I spent a little time yesterday at the Marina Abramovic show at MoMa. The show was moving and surpising to me: one does not often have permission to stare at another person as if they are an object. And maybe this permission is inherent in all performance, but it was particularly palpable in this show.
As nude performers stood facing each other in a doorway, people stared, considered, and dared one another to pass through the space between them. I watched a group of middle-aged women pass through, one by one, high-fiving each other and giggling as they reached the other side.

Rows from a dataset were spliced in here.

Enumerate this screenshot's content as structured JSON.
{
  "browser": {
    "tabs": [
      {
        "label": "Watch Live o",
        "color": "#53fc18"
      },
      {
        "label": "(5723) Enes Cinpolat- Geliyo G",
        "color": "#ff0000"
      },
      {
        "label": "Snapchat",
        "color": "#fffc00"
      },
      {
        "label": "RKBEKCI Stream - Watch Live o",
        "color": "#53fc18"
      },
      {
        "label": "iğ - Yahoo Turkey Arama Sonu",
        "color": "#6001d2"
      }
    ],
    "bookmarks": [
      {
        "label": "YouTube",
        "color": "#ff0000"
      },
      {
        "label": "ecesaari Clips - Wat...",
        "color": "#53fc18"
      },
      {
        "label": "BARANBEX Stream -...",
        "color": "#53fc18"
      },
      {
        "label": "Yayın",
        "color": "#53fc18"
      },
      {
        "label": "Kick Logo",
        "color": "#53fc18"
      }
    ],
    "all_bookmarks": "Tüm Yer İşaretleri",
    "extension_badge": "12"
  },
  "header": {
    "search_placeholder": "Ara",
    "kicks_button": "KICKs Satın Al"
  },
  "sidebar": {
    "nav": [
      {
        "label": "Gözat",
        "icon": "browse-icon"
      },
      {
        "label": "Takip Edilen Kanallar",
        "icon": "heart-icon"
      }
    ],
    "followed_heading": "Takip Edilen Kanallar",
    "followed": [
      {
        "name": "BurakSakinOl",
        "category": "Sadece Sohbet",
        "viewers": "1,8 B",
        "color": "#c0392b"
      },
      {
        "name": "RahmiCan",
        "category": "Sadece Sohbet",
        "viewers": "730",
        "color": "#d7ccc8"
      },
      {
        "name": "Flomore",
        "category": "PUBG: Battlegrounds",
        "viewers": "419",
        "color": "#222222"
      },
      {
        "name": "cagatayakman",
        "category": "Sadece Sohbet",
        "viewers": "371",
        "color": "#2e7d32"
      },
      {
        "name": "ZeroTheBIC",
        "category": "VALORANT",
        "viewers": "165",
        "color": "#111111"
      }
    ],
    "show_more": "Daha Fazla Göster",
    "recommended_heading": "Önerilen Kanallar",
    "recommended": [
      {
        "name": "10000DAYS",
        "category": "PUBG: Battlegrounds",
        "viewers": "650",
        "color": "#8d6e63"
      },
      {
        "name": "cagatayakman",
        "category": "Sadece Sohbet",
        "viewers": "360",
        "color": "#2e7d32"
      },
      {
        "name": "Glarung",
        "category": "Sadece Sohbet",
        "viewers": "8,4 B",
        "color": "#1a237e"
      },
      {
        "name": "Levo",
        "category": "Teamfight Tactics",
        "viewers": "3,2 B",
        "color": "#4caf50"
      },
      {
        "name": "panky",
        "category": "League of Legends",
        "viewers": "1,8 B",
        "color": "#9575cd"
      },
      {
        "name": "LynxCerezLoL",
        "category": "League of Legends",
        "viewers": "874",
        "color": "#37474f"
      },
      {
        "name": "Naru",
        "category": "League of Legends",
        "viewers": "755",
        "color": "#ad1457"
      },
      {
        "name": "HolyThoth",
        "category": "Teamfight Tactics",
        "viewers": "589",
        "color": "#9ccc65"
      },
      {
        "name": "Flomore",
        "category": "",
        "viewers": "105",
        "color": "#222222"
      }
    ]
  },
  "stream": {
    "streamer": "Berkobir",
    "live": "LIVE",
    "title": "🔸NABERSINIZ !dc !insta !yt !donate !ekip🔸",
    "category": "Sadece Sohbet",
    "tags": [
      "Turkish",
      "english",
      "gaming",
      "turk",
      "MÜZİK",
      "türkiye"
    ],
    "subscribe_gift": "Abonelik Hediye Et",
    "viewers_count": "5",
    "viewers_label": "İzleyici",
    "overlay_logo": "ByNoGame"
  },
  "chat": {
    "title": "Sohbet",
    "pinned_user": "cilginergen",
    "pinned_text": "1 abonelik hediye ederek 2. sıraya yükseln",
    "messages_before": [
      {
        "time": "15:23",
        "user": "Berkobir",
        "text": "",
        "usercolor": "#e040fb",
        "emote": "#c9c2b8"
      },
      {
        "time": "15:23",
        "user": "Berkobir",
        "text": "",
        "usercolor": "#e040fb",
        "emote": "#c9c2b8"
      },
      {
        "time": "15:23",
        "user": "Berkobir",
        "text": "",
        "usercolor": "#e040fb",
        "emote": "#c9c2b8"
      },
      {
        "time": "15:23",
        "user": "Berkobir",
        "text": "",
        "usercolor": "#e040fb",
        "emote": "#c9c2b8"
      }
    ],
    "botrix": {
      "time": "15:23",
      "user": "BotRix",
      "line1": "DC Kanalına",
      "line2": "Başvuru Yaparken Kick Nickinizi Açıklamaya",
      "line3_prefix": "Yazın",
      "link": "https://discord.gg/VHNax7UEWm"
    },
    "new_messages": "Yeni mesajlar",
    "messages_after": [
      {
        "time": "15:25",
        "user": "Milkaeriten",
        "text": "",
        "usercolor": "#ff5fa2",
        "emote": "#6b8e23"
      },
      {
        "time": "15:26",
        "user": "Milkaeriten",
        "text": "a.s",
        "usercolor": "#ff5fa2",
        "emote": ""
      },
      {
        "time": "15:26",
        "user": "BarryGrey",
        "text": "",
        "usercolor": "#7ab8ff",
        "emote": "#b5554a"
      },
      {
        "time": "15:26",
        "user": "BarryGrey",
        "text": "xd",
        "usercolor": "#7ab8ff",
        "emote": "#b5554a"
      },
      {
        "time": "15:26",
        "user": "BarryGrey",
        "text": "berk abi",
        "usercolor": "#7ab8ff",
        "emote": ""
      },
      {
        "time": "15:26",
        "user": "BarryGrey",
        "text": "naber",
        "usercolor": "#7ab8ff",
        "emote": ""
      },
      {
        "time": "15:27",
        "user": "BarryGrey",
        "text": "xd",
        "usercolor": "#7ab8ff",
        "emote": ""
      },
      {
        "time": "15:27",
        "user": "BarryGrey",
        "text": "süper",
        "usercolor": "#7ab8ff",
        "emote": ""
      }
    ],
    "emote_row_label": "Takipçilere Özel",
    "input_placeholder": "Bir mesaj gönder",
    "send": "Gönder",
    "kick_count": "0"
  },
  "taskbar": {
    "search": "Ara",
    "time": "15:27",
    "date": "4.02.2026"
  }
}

In a moving installation called Luminosity, a nude woman displays herself on a pedestal high on a gallery wall, framed by a rectangle of white light, her arms splayed Christ-like. Her position, displayed as art object on the wall rather than within the visitor’s space, made looking the easy and obvious response. It was a fascinating contrast with the the performers on the gallery floor–a study in the subtle rules that govern looking.